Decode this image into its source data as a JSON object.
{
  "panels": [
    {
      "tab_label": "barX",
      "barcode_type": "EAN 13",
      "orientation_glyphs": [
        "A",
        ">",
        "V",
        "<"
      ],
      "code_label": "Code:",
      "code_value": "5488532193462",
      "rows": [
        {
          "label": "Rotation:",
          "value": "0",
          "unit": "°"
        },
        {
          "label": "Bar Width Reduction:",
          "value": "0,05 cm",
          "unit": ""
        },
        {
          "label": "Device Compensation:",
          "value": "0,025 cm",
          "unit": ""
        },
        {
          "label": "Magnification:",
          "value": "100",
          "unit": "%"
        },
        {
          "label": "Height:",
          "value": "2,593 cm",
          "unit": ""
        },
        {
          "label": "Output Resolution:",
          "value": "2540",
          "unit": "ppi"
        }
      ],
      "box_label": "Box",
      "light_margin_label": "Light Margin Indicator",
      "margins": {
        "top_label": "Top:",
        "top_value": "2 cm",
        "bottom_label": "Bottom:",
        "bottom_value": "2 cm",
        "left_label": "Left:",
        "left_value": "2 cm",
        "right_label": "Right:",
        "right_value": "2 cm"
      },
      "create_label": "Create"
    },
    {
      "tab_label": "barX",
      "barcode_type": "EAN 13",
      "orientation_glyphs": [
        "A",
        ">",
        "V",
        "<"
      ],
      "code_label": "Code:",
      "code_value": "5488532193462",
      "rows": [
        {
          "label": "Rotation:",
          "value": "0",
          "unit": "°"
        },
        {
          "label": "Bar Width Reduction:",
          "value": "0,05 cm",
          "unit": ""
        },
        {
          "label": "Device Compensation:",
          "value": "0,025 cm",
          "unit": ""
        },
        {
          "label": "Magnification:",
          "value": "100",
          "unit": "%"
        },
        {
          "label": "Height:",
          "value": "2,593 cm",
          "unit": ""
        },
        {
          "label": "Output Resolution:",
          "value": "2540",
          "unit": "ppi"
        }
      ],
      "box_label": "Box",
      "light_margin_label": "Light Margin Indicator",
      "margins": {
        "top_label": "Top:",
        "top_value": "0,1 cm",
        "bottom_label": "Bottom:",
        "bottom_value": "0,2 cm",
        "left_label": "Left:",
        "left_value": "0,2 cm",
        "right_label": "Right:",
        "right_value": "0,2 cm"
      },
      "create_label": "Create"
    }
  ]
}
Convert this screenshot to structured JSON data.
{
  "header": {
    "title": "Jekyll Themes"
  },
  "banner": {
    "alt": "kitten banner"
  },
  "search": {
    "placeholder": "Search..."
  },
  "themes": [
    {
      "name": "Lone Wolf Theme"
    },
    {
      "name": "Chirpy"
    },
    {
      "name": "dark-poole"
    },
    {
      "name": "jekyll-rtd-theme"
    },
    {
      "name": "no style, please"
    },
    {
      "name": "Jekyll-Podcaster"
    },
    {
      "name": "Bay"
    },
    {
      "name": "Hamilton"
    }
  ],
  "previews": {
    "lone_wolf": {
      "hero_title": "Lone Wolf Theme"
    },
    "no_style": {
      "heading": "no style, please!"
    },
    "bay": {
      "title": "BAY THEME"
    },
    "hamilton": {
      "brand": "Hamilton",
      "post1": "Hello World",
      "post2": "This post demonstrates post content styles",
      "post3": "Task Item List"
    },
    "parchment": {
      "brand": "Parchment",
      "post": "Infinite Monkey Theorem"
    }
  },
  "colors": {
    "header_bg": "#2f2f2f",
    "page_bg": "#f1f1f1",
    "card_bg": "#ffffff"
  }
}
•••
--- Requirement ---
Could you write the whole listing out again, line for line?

--- Answer space ---
Decode this image into its source data as a JSON object.
{
  "panels": [
    {
      "tab_label": "barX",
      "barcode_type": "EAN 13",
      "orientation_glyphs": [
        "A",
        ">",
        "V",
        "<"
      ],
      "code_label": "Code:",
      "code_value": "5488532193462",
      "rows": [
        {
          "label": "Rotation:",
          "value": "0",
          "unit": "°"
        },
        {
          "label": "Bar Width Reduction:",
          "value": "0,05 cm",
          "unit": ""
        },
        {
          "label": "Device Compensation:",
          "value": "0,025 cm",
          "unit": ""
        },
        {
          "label": "Magnification:",
          "value": "100",
          "unit": "%"
        },
        {
          "label": "Height:",
          "value": "2,593 cm",
          "unit": ""
        },
        {
          "label": "Output Resolution:",
          "value": "2540",
          "unit": "ppi"
        }
      ],
      "box_label": "Box",
      "light_margin_label": "Light Margin Indicator",
      "margins": {
        "top_label": "Top:",
        "top_value": "2 cm",
        "bottom_label": "Bottom:",
        "bottom_value": "2 cm",
        "left_label": "Left:",
        "left_value": "2 cm",
        "right_label": "Right:",
        "right_value": "2 cm"
      },
      "create_label": "Create"
    },
    {
      "tab_label": "barX",
      "barcode_type": "EAN 13",
      "orientation_glyphs": [
        "A",
        ">",
        "V",
        "<"
      ],
      "code_label": "Code:",
      "code_value": "5488532193462",
      "rows": [
        {
          "label": "Rotation:",
          "value": "0",
          "unit": "°"
        },
        {
          "label": "Bar Width Reduction:",
          "value": "0,05 cm",
          "unit": ""
        },
        {
          "label": "Device Compensation:",
          "value": "0,025 cm",
          "unit": ""
        },
        {
          "label": "Magnification:",
          "value": "100",
          "unit": "%"
        },
        {
          "label": "Height:",
          "value": "2,593 cm",
          "unit": ""
        },
        {
          "label": "Output Resolution:",
          "value": "2540",
          "unit": "ppi"
        }
      ],
      "box_label": "Box",
      "light_margin_label": "Light Margin Indicator",
      "margins": {
        "top_label": "Top:",
        "top_value": "0,1 cm",
        "bottom_label": "Bottom:",
        "bottom_value": "0,2 cm",
        "left_label": "Left:",
        "left_value": "0,2 cm",
        "right_label": "Right:",
        "right_value": "0,2 cm"
      },
      "create_label": "Create"
    }
  ]
}
Convert this screenshot to structured JSON data.
{
  "header": {
    "title": "Jekyll Themes"
  },
  "banner": {
    "alt": "kitten banner"
  },
  "search": {
    "placeholder": "Search..."
  },
  "themes": [
    {
      "name": "Lone Wolf Theme"
    },
    {
      "name": "Chirpy"
    },
    {
      "name": "dark-poole"
    },
    {
      "name": "jekyll-rtd-theme"
    },
    {
      "name": "no style, please"
    },
    {
      "name": "Jekyll-Podcaster"
    },
    {
      "name": "Bay"
    },
    {
      "name": "Hamilton"
    }
  ],
  "previews": {
    "lone_wolf": {
      "hero_title": "Lone Wolf Theme"
    },
    "no_style": {
      "heading": "no style, please!"
    },
    "bay": {
      "title": "BAY THEME"
    },
    "hamilton": {
      "brand": "Hamilton",
      "post1": "Hello World",
      "post2": "This post demonstrates post content styles",
      "post3": "Task Item List"
    },
    "parchment": {
      "brand": "Parchment",
      "post": "Infinite Monkey Theorem"
    }
  },
  "colors": {
    "header_bg": "#2f2f2f",
    "page_bg": "#f1f1f1",
    "card_bg": "#ffffff"
  }
}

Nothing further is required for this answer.